Once applicable, the new EU ship recycling regulation will ban the breaking of ships registered under the flag of an EU Member State in beaching yards and demand proper recycling in facilities that meet the requirements set out in the Regulation. But the Regulation is a paper tiger: more than two thirds of the European ships dismantled in 2013 did not sail under the flag of an EU Member State when heading for a dismantling yard and would therefore not have been covered by the new Regulation. In addition to the ships already sailing under non-European flags during operational use, another 55 ships were flagged out from European registries just before scrapping outside the EU. Flags of convenience such as Comoros, Tuvalu, Saint Kitts and Nevis, Togo and Sierra Leone, that are less favoured during operational use, were excessively popular flags for the end-of-life vessels broken on beaches in 2013. “Reflagging has always been a convenient way for ship owners to circumvent rules enforced by the flag states. The Platform and its members have been calling upon the EU to introduce an economic incentive to promote clean and safe ship recycling, because a Regulation based only on the voluntary registration under a European flag will not have the promised impact”, says Patrizia Heidegger.
One could also argue that an economic incentive is a soft approach. Following the corporate accountability line instead of the weaker corporate social responsibility approach, the EU could also play ball and make clean and safe ship recycling mandatory for any ship owned by a company registered in the EU, while closing loopholes such as leasing. That would probably not relocate the whole European shipping industry – but create room for growth for the green innovators that already exist and comply.

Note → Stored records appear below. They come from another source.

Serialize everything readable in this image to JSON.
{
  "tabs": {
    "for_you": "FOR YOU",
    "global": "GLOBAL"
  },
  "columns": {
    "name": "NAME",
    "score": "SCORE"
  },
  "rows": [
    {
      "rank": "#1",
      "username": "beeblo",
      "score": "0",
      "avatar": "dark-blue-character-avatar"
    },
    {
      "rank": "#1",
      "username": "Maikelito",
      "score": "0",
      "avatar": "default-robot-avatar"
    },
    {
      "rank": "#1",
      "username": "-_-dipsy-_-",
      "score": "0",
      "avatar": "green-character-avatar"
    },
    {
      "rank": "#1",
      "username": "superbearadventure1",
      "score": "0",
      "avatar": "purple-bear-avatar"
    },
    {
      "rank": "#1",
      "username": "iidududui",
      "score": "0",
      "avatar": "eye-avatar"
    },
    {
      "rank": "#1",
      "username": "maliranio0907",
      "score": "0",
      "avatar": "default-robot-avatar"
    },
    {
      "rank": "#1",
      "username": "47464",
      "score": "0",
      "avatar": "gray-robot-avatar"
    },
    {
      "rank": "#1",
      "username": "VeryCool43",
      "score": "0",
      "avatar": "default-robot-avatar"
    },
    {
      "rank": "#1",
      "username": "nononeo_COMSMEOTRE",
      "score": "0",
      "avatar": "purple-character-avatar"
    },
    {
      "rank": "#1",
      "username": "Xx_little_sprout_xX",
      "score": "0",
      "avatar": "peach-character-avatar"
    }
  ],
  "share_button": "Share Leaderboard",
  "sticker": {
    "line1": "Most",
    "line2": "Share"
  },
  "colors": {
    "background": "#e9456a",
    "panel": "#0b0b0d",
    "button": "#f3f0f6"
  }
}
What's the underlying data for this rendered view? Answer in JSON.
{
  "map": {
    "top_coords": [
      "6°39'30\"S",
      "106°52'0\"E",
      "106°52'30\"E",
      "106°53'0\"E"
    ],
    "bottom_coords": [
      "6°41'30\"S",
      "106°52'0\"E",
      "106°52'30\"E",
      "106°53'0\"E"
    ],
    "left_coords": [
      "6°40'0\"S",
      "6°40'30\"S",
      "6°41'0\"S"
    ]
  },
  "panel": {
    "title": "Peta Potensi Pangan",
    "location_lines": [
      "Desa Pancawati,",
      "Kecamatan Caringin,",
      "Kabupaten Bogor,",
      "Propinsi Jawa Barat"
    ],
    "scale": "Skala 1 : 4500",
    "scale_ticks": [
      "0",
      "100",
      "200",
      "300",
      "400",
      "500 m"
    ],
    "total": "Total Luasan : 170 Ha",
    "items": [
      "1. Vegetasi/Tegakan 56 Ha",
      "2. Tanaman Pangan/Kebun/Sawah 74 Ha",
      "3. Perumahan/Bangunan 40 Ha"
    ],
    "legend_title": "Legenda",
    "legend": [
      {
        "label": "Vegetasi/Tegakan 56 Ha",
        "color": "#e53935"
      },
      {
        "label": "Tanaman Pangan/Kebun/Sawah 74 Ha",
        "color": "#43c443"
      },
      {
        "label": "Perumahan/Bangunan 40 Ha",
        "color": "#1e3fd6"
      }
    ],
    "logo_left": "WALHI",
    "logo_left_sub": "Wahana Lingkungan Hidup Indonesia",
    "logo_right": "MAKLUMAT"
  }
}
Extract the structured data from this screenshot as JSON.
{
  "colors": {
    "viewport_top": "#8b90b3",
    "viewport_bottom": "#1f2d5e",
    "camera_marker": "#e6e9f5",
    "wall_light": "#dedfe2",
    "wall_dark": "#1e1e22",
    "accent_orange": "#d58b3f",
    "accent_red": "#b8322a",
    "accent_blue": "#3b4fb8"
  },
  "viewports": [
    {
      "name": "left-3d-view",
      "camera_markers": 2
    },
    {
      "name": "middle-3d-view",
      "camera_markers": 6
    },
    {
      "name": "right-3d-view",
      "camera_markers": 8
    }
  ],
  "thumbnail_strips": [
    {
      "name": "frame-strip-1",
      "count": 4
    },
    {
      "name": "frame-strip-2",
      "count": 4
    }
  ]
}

Business as unusual: the (almost) good guys
Responsible European ship owners have developed ship recycling policies. The Danish Maersk group, the world’s largest container-ship owner, was amongst the first to have an ambitious ship recycling policy and has so far lived up to it for those ships registered under its name. However, Maersk sold off three ships to Greek owner Diana Shipping and chartered the vessels back: all three were beached in 2013. The sale of old ships to a new owner while continuing to be the operator is another common way of avoiding responsibility at end-of-life, and it weakens Maersk’s efforts to be a global leader in green ship recycling. Best practice examples are Norwegian ship owners Grieg and Höegh Autoliners, who have proven to be serious about their environmental policies and have not beached vessels in 2013. Canada Steamship Lines (CSL) and Royal Dutch Boskalis went one step further and had their ships recycled within OECD countries only. Dutch company Van Oord, active in the dredging and offshore industry, has recently stated they will no longer beach any of their ships.
More pressure on the EU will be needed to move the majority of European ship owners into the small list of responsible companies. That is one of the reasons why the EEB is currently working with the NGO Shipbreaking platform on a hearing on environmental justice in general and the issue of industrial waste and shipbreaking in particular.